• _EXERCISE INSTRUCTIONS_
Your response should contain each line of the data that includes "this".
** Opening DATASET RECORDS block **
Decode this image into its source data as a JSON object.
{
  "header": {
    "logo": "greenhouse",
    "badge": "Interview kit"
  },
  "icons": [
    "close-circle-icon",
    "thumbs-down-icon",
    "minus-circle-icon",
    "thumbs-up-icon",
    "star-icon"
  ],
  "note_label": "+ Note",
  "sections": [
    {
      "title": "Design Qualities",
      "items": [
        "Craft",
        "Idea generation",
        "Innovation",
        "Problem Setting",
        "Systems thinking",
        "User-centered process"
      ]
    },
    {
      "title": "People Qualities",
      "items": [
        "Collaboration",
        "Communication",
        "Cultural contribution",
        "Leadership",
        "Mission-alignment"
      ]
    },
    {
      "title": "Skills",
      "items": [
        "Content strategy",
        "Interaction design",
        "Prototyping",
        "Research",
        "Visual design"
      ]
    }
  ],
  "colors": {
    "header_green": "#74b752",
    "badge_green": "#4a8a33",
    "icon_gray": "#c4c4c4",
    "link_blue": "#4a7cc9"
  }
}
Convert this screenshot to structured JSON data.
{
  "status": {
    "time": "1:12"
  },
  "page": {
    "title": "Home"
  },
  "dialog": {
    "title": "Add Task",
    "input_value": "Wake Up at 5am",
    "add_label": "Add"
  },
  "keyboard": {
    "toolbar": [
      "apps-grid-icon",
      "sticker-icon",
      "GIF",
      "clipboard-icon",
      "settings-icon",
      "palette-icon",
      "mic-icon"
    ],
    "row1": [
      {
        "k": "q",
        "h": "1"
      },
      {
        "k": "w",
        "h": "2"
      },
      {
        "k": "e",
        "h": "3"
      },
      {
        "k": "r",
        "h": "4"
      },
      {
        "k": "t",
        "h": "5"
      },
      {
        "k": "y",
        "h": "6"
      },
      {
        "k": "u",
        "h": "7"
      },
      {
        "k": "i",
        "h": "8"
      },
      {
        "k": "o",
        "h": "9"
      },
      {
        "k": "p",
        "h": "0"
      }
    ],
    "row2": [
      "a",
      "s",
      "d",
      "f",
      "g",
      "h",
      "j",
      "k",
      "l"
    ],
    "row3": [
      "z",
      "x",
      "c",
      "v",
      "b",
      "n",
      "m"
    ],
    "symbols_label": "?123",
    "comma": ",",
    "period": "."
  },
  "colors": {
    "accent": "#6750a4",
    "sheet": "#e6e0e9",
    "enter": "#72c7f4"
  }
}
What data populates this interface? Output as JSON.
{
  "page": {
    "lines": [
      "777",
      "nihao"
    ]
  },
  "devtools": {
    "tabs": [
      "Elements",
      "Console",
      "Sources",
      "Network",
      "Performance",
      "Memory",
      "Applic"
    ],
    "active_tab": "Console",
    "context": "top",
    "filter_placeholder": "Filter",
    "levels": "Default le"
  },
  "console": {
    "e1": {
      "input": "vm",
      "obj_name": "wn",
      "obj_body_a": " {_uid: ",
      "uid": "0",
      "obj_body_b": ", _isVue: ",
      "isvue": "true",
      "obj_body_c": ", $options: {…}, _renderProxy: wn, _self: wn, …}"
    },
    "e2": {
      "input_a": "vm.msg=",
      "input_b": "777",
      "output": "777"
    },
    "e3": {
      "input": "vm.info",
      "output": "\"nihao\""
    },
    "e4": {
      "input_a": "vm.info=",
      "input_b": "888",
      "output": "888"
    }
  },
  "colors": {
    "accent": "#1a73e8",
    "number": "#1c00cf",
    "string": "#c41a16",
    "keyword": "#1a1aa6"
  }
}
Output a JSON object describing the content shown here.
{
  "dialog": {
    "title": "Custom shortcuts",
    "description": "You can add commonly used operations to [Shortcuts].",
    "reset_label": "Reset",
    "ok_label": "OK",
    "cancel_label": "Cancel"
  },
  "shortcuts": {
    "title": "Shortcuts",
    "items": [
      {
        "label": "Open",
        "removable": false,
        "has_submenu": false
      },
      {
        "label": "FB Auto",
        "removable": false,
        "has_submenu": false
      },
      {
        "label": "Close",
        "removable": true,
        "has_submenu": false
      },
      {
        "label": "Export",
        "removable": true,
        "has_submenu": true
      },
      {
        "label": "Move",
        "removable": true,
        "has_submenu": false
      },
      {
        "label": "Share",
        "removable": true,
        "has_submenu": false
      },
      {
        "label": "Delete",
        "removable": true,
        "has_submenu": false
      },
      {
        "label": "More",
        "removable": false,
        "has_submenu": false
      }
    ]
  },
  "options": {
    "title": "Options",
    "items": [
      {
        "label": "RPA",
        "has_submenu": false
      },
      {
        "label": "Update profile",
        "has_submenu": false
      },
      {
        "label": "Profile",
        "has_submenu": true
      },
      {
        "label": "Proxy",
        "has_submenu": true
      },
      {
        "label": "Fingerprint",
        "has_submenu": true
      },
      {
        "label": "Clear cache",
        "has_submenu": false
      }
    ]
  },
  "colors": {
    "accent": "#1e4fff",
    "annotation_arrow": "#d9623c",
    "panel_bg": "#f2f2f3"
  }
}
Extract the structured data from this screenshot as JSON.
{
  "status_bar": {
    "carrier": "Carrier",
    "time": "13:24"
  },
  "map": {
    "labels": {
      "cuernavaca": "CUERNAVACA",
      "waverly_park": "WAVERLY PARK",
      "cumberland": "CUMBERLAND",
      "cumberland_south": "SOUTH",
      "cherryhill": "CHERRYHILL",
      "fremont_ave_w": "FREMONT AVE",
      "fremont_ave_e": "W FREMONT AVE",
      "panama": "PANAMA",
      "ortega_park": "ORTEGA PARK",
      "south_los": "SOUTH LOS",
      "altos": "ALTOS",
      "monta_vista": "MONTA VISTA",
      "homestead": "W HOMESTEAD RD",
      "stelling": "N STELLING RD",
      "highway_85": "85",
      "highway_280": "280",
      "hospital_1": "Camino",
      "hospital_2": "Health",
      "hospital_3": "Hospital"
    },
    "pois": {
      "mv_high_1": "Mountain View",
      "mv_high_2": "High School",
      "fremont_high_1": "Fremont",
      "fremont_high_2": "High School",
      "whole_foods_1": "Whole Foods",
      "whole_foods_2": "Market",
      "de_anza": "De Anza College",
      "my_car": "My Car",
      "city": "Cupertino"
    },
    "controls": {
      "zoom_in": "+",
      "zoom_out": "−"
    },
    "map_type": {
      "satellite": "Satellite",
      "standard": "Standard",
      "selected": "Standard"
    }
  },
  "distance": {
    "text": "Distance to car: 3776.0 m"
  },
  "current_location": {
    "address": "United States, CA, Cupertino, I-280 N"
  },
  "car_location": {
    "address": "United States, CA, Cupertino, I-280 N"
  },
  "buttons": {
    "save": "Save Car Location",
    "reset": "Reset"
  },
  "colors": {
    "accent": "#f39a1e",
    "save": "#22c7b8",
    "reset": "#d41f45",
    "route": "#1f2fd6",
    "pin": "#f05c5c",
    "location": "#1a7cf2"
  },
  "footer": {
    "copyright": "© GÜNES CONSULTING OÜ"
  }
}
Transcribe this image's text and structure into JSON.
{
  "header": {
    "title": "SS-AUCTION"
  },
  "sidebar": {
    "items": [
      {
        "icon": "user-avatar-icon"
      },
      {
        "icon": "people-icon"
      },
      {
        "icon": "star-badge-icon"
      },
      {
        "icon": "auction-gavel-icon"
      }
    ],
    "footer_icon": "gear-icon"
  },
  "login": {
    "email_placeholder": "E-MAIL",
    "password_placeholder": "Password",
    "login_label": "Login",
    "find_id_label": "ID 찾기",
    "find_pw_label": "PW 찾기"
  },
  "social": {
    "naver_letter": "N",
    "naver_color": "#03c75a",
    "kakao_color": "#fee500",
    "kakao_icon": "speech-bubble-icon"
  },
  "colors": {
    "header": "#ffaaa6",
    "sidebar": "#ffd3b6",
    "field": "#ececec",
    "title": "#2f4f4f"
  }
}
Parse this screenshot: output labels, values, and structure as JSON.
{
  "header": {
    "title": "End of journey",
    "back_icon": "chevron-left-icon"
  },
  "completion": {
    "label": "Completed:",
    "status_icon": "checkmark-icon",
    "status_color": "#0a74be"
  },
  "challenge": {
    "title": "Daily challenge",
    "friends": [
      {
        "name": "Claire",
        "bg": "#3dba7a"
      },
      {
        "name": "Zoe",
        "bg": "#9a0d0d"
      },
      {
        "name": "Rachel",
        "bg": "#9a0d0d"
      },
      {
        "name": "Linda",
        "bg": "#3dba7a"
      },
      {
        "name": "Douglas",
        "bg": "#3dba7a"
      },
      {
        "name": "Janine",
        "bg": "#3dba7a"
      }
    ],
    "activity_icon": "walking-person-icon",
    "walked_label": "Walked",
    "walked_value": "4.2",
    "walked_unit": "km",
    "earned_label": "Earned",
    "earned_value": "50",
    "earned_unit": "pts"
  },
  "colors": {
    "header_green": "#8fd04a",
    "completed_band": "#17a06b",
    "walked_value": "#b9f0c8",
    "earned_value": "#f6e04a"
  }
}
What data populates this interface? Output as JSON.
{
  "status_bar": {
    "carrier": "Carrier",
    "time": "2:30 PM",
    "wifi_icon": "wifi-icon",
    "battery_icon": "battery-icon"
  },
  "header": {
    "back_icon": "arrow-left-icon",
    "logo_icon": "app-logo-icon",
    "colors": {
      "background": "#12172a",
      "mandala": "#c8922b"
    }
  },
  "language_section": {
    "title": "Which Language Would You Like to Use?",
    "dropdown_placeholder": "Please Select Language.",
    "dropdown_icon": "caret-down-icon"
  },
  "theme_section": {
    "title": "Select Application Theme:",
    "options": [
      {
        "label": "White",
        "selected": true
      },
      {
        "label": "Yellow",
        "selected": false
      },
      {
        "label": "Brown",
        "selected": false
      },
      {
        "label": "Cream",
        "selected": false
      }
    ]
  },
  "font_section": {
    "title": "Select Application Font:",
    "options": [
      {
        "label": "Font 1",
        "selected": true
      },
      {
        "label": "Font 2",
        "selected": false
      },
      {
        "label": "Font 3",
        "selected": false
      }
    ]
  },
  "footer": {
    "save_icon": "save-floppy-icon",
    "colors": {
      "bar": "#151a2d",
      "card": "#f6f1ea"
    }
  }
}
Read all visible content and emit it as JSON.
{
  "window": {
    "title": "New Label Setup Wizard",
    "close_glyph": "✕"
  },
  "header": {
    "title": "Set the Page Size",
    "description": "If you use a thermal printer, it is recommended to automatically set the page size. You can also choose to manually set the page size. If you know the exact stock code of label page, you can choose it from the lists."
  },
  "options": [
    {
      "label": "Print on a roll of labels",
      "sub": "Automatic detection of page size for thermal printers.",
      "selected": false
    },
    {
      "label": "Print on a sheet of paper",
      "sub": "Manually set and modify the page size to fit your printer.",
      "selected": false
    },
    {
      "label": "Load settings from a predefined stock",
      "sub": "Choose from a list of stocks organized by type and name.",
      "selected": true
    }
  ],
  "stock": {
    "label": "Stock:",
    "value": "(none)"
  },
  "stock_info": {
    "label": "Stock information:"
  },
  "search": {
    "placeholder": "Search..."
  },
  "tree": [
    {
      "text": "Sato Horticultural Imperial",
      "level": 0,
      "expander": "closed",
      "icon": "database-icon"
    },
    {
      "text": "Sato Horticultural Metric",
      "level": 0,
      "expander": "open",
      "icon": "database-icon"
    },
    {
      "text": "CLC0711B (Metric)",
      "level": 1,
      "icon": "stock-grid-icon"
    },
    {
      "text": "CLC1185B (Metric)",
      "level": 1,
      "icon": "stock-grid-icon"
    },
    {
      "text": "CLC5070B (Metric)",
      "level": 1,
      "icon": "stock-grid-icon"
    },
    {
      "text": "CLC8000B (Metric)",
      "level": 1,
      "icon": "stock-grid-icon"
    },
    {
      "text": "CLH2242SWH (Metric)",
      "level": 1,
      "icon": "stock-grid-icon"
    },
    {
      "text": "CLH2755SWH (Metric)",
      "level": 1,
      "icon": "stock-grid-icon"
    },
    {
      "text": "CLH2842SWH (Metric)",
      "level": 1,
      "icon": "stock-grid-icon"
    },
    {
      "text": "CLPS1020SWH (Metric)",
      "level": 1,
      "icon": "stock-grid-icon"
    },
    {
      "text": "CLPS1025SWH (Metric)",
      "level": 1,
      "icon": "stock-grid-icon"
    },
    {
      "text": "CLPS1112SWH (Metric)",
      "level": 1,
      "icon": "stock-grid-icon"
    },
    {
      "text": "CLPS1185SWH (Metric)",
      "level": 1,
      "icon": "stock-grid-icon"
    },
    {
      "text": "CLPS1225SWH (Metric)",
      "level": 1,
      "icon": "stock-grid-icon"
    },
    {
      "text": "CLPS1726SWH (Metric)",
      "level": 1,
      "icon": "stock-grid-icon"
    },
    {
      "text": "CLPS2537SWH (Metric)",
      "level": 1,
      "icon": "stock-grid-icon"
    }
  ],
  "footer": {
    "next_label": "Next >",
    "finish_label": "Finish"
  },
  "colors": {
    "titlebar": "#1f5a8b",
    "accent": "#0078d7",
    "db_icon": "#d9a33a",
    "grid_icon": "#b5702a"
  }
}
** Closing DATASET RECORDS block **
• _COMPLETED EXERCISE_
Decode this image into its source data as a JSON object.
Convert this screenshot to structured JSON data.
What data populates this interface? Output as JSON.
Extract the structured data from this screenshot as JSON.
Transcribe this image's text and structure into JSON.
Parse this screenshot: output labels, values, and structure as JSON.
What data populates this interface? Output as JSON.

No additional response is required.